- May 12th 2011, 09:04 AMSudharaka
- May 12th 2011, 09:09 AMAckbeet
I'm not sure it's quite as simple as that, Sudharaka. Here's a plot of the two functions. It seems to me that you have to integrate the straight line up to the point of intersection, and then cosine from the intersection to pi/2.

- May 12th 2011, 09:17 AMSudharaka
- May 12th 2011, 09:25 AMAckbeet
- May 13th 2011, 05:36 AMlollycc
thx guys for ur help ...i am really appreciated ~

Dear Ackbeet,

can u explain to me a little bit more of this question...maybe can u show me some detailed working out i am still kinda confused (Bow)

i just to do the integration of cos x - integration of 3/2pi x

both from zero to their intersection ...not sure if it is right~ but i found their intersection can not be expressed in fraction it looks like kind of irrational number (Wondering) - May 13th 2011, 06:00 AMAckbeet
Sudharaka found the point of intersection in Post # 2. It is pi/3. So integrate the straight line from zero to the point of intersection, and then ADD the integral of cosine from the point of intersection to pi/2, where the cosine function hits the x-axis (equivalent to y = 0, which is one of the boundaries of your region). Does that make sense?

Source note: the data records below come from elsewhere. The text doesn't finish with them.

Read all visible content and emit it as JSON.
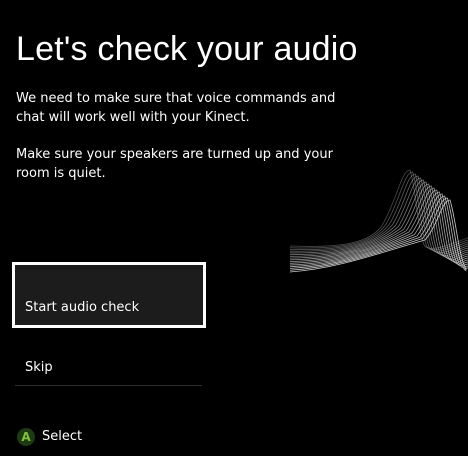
{
  "page": {
    "title": "Let's check your audio",
    "paragraphs": [
      "We need to make sure that voice commands and chat will work well with your Kinect.",
      "Make sure your speakers are turned up and your room is quiet."
    ]
  },
  "actions": {
    "primary_label": "Start audio check",
    "skip_label": "Skip"
  },
  "hint": {
    "button": "A",
    "label": "Select",
    "button_color": "#7ec241"
  },
  "decoration": {
    "icon": "sound-wave-graphic"
  }
}
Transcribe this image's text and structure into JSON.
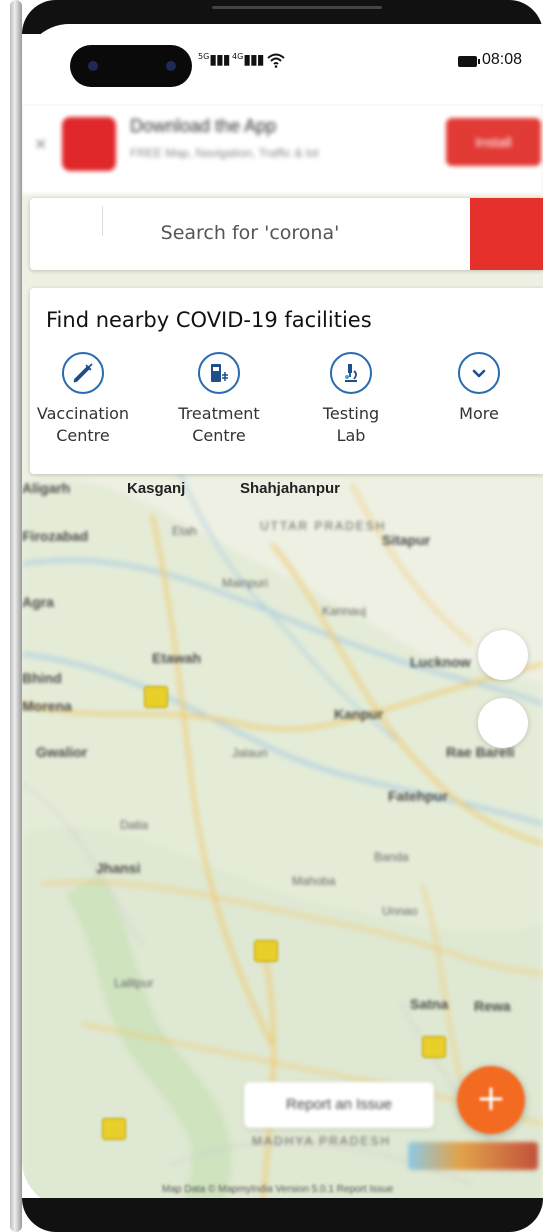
{
  "status_bar": {
    "signal_1": "5G",
    "signal_2": "4G",
    "time": "08:08"
  },
  "app_banner": {
    "title": "Download the App",
    "subtitle": "FREE Map, Navigation, Traffic & lot",
    "install_label": "Install"
  },
  "search": {
    "placeholder": "Search for 'corona'"
  },
  "covid_panel": {
    "title": "Find nearby COVID-19 facilities",
    "facilities": [
      {
        "label_1": "Vaccination",
        "label_2": "Centre",
        "icon": "syringe-icon"
      },
      {
        "label_1": "Treatment",
        "label_2": "Centre",
        "icon": "hospital-icon"
      },
      {
        "label_1": "Testing",
        "label_2": "Lab",
        "icon": "microscope-icon"
      },
      {
        "label_1": "More",
        "label_2": "",
        "icon": "chevron-down-icon"
      }
    ]
  },
  "map": {
    "labels": [
      "Kasganj",
      "Shahjahanpur",
      "Etah",
      "UTTAR PRADESH",
      "Sitapur",
      "Agra",
      "Mainpuri",
      "Kannauj",
      "Etawah",
      "Lucknow",
      "Kanpur",
      "Jalaun",
      "Gwalior",
      "Fatehpur",
      "Jhansi",
      "Datia",
      "Banda",
      "Mahoba",
      "Lalitpur",
      "Satna",
      "Rewa",
      "Aligarh",
      "Firozabad",
      "Morena",
      "Bhind",
      "Unnao",
      "Rae Bareli",
      "MADHYA PRADESH"
    ],
    "report_issue_label": "Report an Issue",
    "fab_icon": "+",
    "attribution": "Map Data © MapmyIndia  Version 5.0.1  Report Issue"
  },
  "colors": {
    "brand_red": "#e5302b",
    "accent_blue": "#2b6cb0",
    "fab_orange": "#f36a21"
  }
}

- May 13th 2011, 06:29 AMlollycc
great~ i c now whoopse i realised i just made the same mistake as Sudharaka did...my frd confused me by telling me the area we are looking for it bounded by the two equations and the y-axis ...(Giggle)~ now i Can totally work this out thx so much (Clapping)

- May 13th 2011, 06:35 AMAckbeet
You're welcome. Let me know if you have any further difficulties.

- May 14th 2011, 10:25 PMlollycc
Dear Ackbeet,

I think I need ur help now~

some one said there are actually two enclosed areas, by these 3 equations. One is from -pi/2 to pi/3 , and the other one is from 0 to pi/2 . I double checked the equation it said find the AREA bounded by the curves ,so it means there just one area right? I am confused now...

The area of region 1 is:

http://s3.amazonaws.com/answer-board...7113108361.gif

The area of region 2 is :

http://s3.amazonaws.com/answer-board...4912242646.gif

(Wondering) I think region 2 is right but i am not sure whether should i include the region 1 or not - May 16th 2011, 01:33 AMAckbeet
You should not include your "Region 1", since it's not actually a bounded, enclosed area. Referring back to the plot I linked to in Post # 3, there's only one intersection of the straight line with the cosine function. Hence, there can only be only be one enclosed area at most. Your Region 2 is correct.

- May 16th 2011, 04:20 AMlollycc
huray ~ finally i solved this question thx for confirmed my work ...(Rofl)

(Clapping) i am appreciated for ur detailed explanation(Clapping) - May 16th 2011, 05:56 AMAckbeet
You're welcome!